Track down every line below that holds "icon" and copy it.

§ **Extracted data**
***

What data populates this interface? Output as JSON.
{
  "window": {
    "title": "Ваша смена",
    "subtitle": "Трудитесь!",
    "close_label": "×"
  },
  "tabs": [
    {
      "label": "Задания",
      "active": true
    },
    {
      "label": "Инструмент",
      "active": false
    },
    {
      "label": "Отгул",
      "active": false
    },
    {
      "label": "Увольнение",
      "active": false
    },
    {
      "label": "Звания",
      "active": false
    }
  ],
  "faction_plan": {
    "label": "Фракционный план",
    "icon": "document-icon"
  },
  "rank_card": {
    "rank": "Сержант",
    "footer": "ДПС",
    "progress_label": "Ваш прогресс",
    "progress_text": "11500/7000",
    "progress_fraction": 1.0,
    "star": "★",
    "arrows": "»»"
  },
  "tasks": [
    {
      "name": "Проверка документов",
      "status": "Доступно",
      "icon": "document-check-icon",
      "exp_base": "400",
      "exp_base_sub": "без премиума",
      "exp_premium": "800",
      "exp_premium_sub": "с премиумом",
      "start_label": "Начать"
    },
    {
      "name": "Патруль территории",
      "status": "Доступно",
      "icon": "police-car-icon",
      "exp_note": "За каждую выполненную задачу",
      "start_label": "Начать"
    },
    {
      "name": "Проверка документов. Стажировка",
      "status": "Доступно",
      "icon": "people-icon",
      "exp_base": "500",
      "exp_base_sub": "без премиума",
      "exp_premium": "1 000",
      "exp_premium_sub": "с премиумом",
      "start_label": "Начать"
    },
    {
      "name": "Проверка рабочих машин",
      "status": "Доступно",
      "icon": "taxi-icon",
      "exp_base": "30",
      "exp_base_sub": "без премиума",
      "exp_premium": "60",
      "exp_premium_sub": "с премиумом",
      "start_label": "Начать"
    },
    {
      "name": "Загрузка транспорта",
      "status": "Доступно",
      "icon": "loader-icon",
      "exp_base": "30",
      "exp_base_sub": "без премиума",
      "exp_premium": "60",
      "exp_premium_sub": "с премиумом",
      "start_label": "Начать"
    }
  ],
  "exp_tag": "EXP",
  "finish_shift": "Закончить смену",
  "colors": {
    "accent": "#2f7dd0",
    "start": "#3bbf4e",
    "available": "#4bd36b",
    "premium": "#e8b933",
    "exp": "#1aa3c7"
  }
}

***

§ **Answer box**
    "icon": "document-icon"
      "icon": "document-check-icon",
      "icon": "police-car-icon",
      "icon": "people-icon",
      "icon": "taxi-icon",
      "icon": "loader-icon",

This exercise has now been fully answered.